Published online by Cambridge University Press: 05 June 2012
What kind of ethical stance do Hindus adopt toward weapons of mass destruction, especially nuclear weapons? Katherine Young's illuminating chapter suggests that, broadly speaking, Hinduism has two traditions of thought that speak to this question: a pacifist, Gandhian viewpoint that is repulsed by violence in virtually any form, including that perpetrated by nuclear weapons; and a more prudential, existential viewpoint that accepts the necessity of violence and nuclear weapons but seeks to constrain both. Young bases her analysis largely on classical Hindu texts as well as on the statements of Mahatma Gandhi and contemporary Indian officials and analysts.

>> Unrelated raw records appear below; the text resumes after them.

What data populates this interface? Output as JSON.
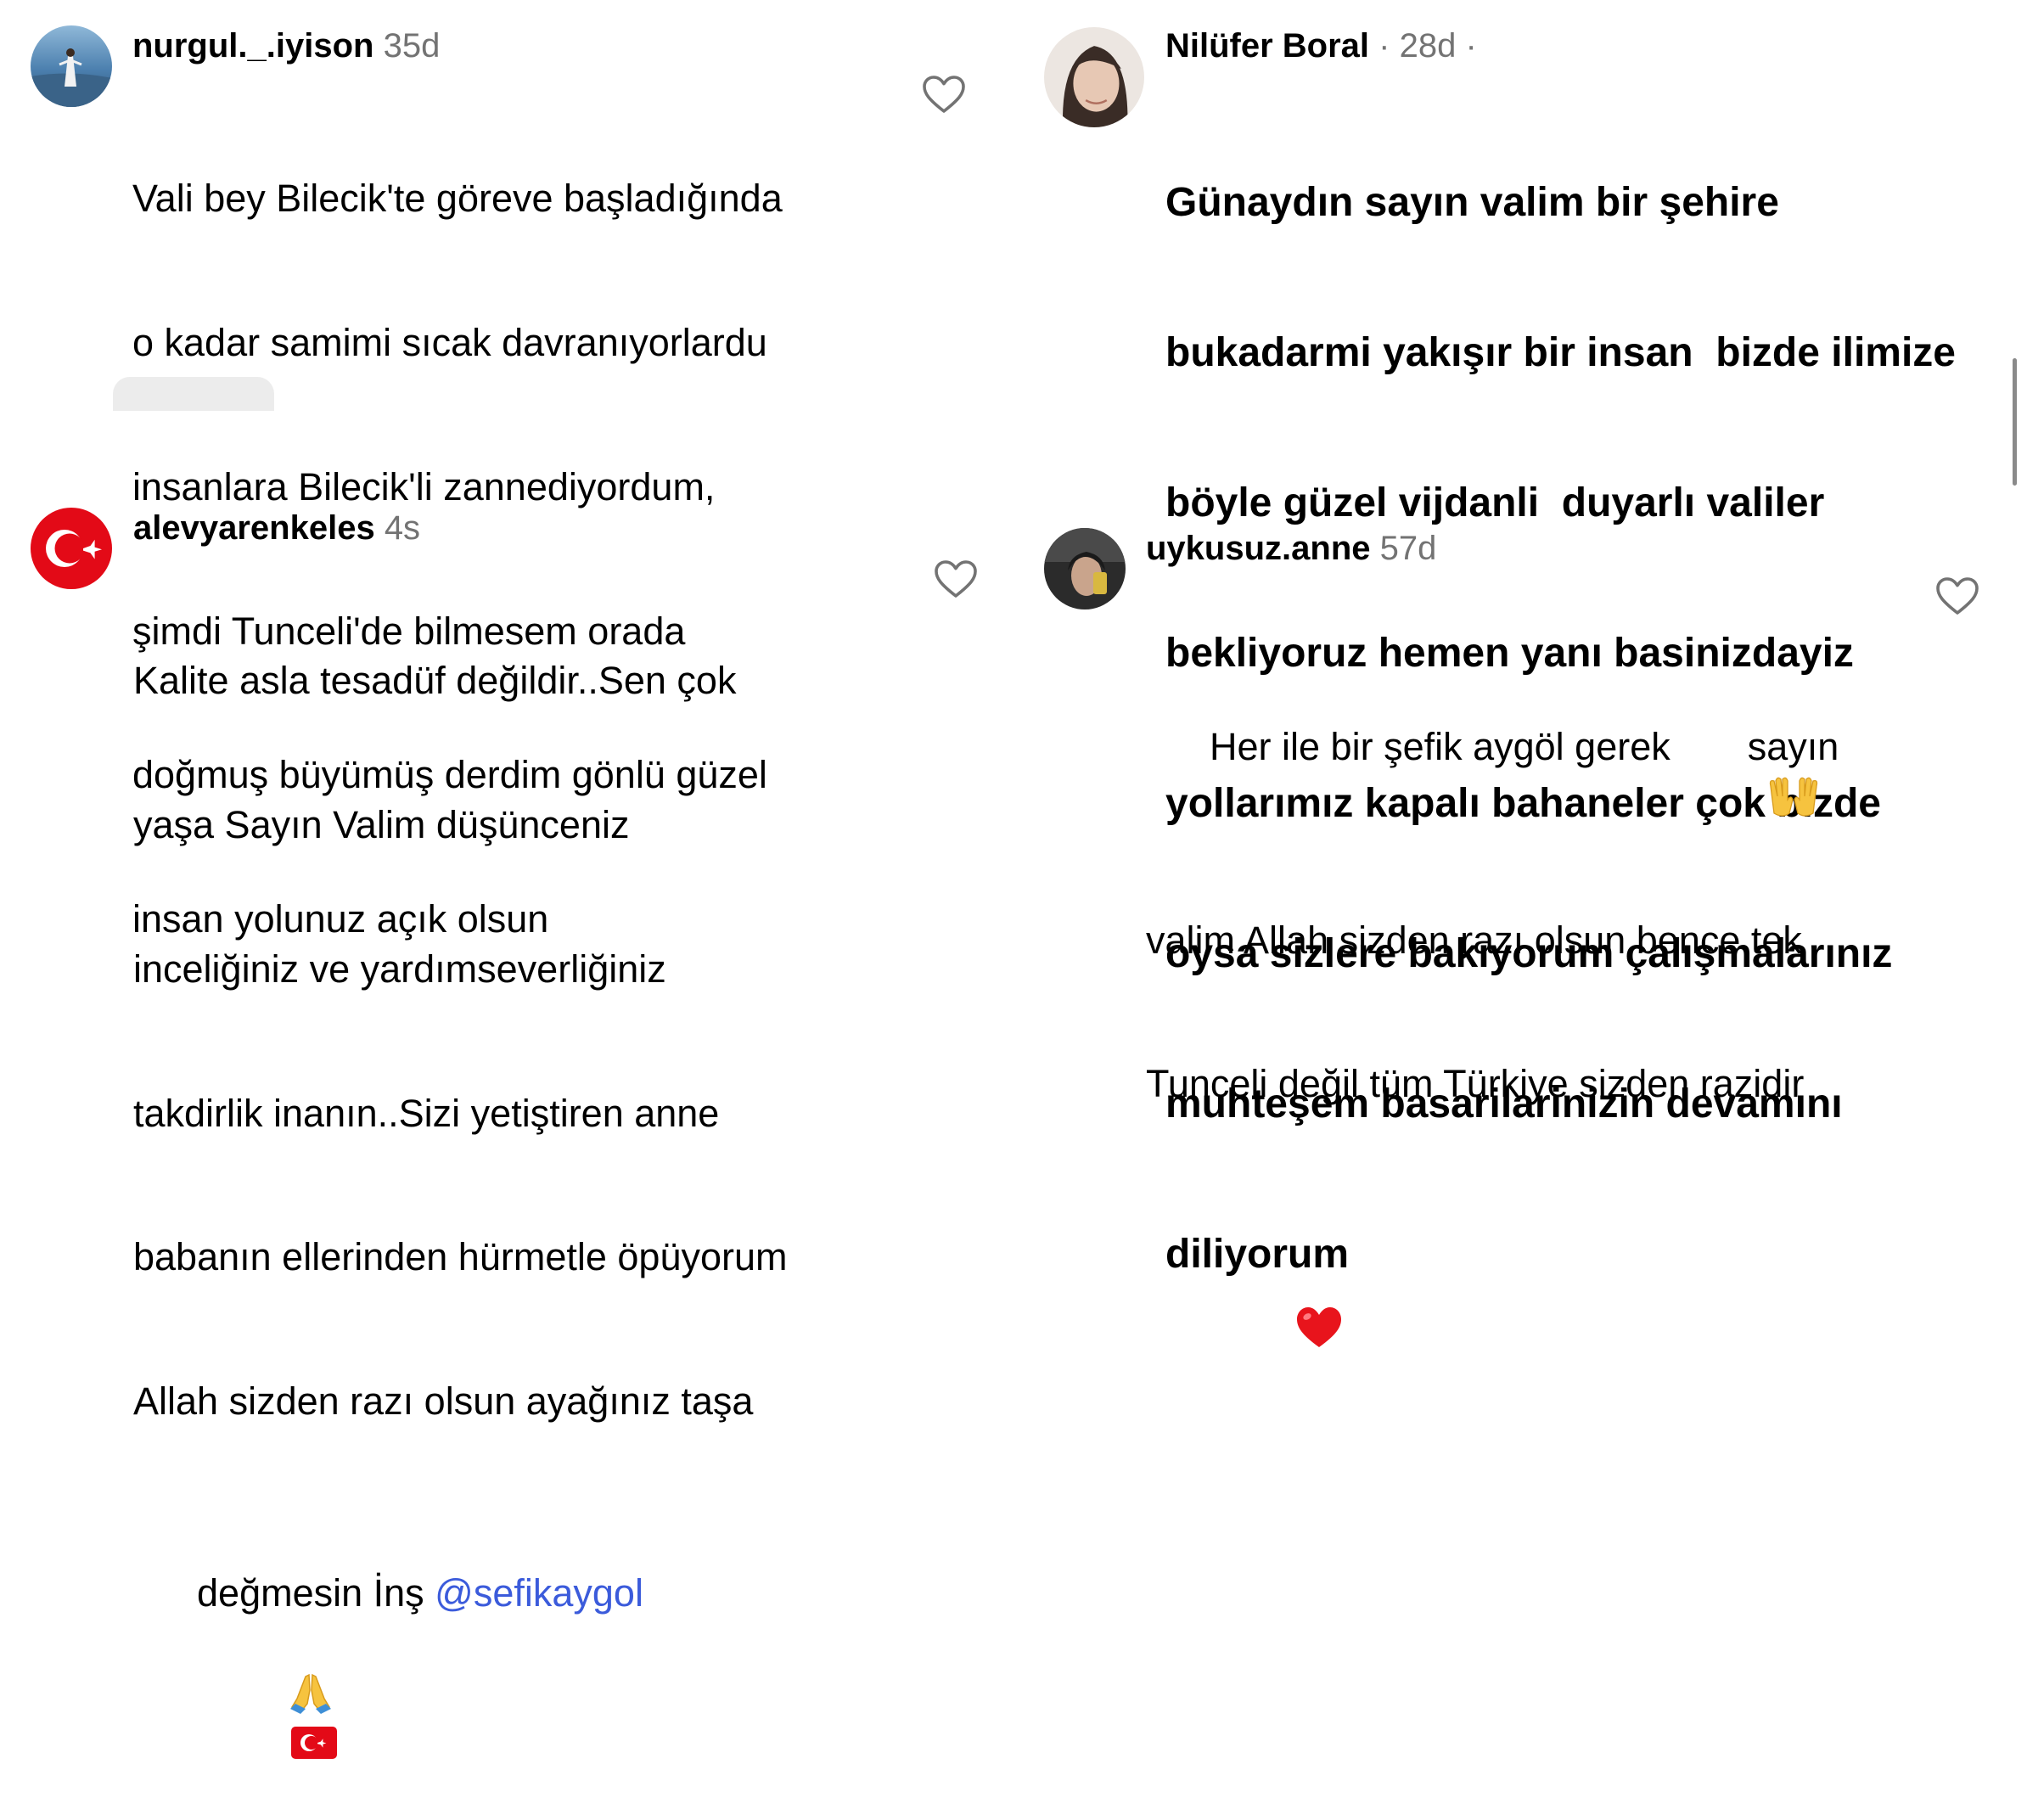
{
  "comments": [
    {
      "username": "nurgul._.iyison",
      "time": "35d",
      "lines": [
        "Vali bey Bilecik'te göreve başladığında",
        "o kadar samimi sıcak davranıyorlardu",
        "insanlara Bilecik'li zannediyordum,",
        "şimdi Tunceli'de bilmesem orada",
        "doğmuş büyümüş derdim gönlü güzel",
        "insan yolunuz açık olsun"
      ]
    },
    {
      "username": "Nilüfer Boral",
      "time": "· 28d ·",
      "lines": [
        "Günaydın sayın valim bir şehire",
        "bukadarmi yakışır bir insan  bizde ilimize",
        "böyle güzel vijdanli  duyarlı valiler",
        "bekliyoruz hemen yanı basinizdayiz",
        "yollarımız kapalı bahaneler çok bizde",
        "oysa sizlere bakıyorum çalışmalarınız",
        "muhteşem basarilarinizin devamını",
        "diliyorum"
      ]
    },
    {
      "username": "alevyarenkeles",
      "time": "4s",
      "lines": [
        "Kalite asla tesadüf değildir..Sen çok",
        "yaşa Sayın Valim düşünceniz",
        "inceliğiniz ve yardımseverliğiniz",
        "takdirlik inanın..Sizi yetiştiren anne",
        "babanın ellerinden hürmetle öpüyorum",
        "Allah sizden razı olsun ayağınız taşa"
      ],
      "last_line_text": "değmesin İnş ",
      "mention": "@sefikaygol"
    },
    {
      "username": "uykusuz.anne",
      "time": "57d",
      "line1_before": "Her ile bir şefik aygöl gerek ",
      "line1_after": " sayın",
      "lines": [
        "valim Allah sizden razı olsun bence tek",
        "Tunceli değil tüm Türkiye sizden razidir"
      ]
    }
  ],
  "icons": {
    "like": "heart-outline-icon",
    "pray": "folded-hands-emoji",
    "flag": "turkey-flag-emoji",
    "palms": "palms-up-emoji",
    "red_heart": "red-heart-emoji"
  },
  "colors": {
    "mention": "#3b5bdb",
    "timestamp": "#737373",
    "flag_red": "#e30a17"
  }
}
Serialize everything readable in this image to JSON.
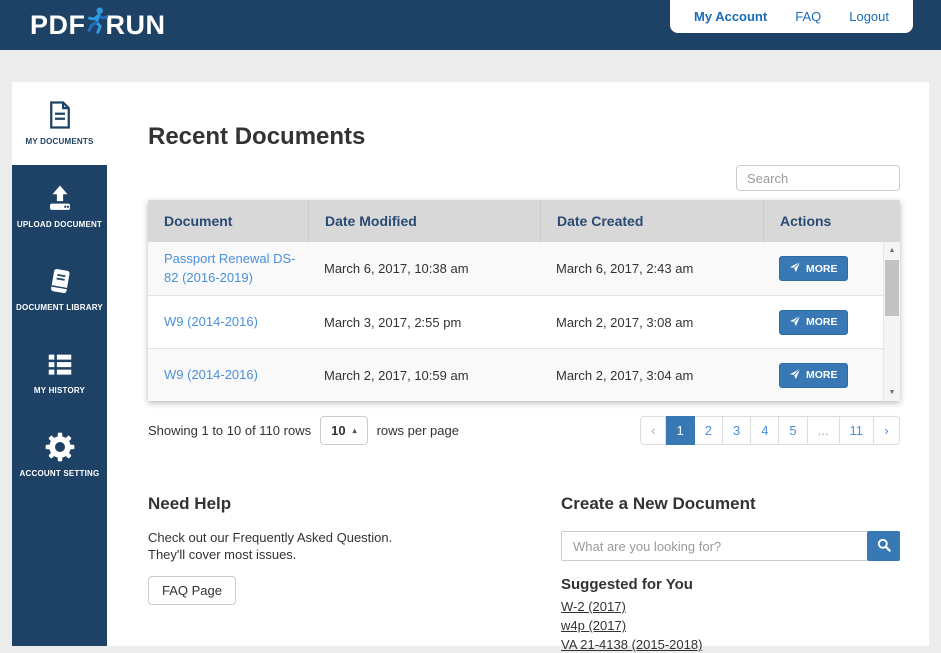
{
  "brand": {
    "pdf": "PDF",
    "run": "RUN"
  },
  "nav": {
    "my_account": "My Account",
    "faq": "FAQ",
    "logout": "Logout"
  },
  "sidebar": {
    "items": [
      {
        "label": "MY DOCUMENTS",
        "icon": "document-icon",
        "active": true
      },
      {
        "label": "UPLOAD DOCUMENT",
        "icon": "upload-icon",
        "active": false
      },
      {
        "label": "DOCUMENT LIBRARY",
        "icon": "book-icon",
        "active": false
      },
      {
        "label": "MY HISTORY",
        "icon": "list-icon",
        "active": false
      },
      {
        "label": "ACCOUNT SETTING",
        "icon": "gear-icon",
        "active": false
      }
    ]
  },
  "main": {
    "title": "Recent Documents",
    "search_placeholder": "Search",
    "table": {
      "columns": [
        "Document",
        "Date Modified",
        "Date Created",
        "Actions"
      ],
      "rows": [
        {
          "document": "Passport Renewal DS-82 (2016-2019)",
          "date_modified": "March 6, 2017, 10:38 am",
          "date_created": "March 6, 2017, 2:43 am",
          "action_label": "MORE"
        },
        {
          "document": "W9 (2014-2016)",
          "date_modified": "March 3, 2017, 2:55 pm",
          "date_created": "March 2, 2017, 3:08 am",
          "action_label": "MORE"
        },
        {
          "document": "W9 (2014-2016)",
          "date_modified": "March 2, 2017, 10:59 am",
          "date_created": "March 2, 2017, 3:04 am",
          "action_label": "MORE"
        }
      ]
    },
    "pagination": {
      "summary": "Showing 1 to 10 of 110 rows",
      "page_size": "10",
      "rows_per_page": "rows per page",
      "prev": "‹",
      "next": "›",
      "pages": [
        "1",
        "2",
        "3",
        "4",
        "5",
        "...",
        "11"
      ],
      "active_page": "1"
    }
  },
  "help": {
    "title": "Need Help",
    "line1": "Check out our Frequently Asked Question.",
    "line2": "They'll cover most issues.",
    "button": "FAQ Page"
  },
  "create": {
    "title": "Create a New Document",
    "search_placeholder": "What are you looking for?",
    "suggested_title": "Suggested for You",
    "links": [
      "W-2 (2017)",
      "w4p (2017)",
      "VA 21-4138 (2015-2018)"
    ]
  },
  "icons": {
    "scroll_up": "▲",
    "scroll_down": "▼",
    "caret_up": "▴"
  },
  "colors": {
    "navy": "#1e4265",
    "accent_blue": "#3878b4",
    "link_blue": "#4a90d9",
    "table_header_bg": "#d8d8d8",
    "page_bg": "#ececec"
  }
}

Is there anything that one could add to her fine, path-breaking analysis? The sources of Hindu thought and practice are many, and Young would admit that there are other classical texts from which one could extrapolate Hindu stances toward nuclear weapons and organized violence. In this chapter, I argue that there is a third source of Hindu thinking on nuclear weapons, namely, contemporary political Hinduism, or Hindutva. I use “political Hinduism” or “Hindutva” to refer to the pronouncements and writings associated with the conglomerate of political groups known as the Sangh Parivar. Young gestures at some of its perceptions. This chapter attempts to describe the historiography within which political Hinduism thinks about nuclear weapons and to analyze an influential text of political Hinduism for what it says about international relations and the problem of war and peace.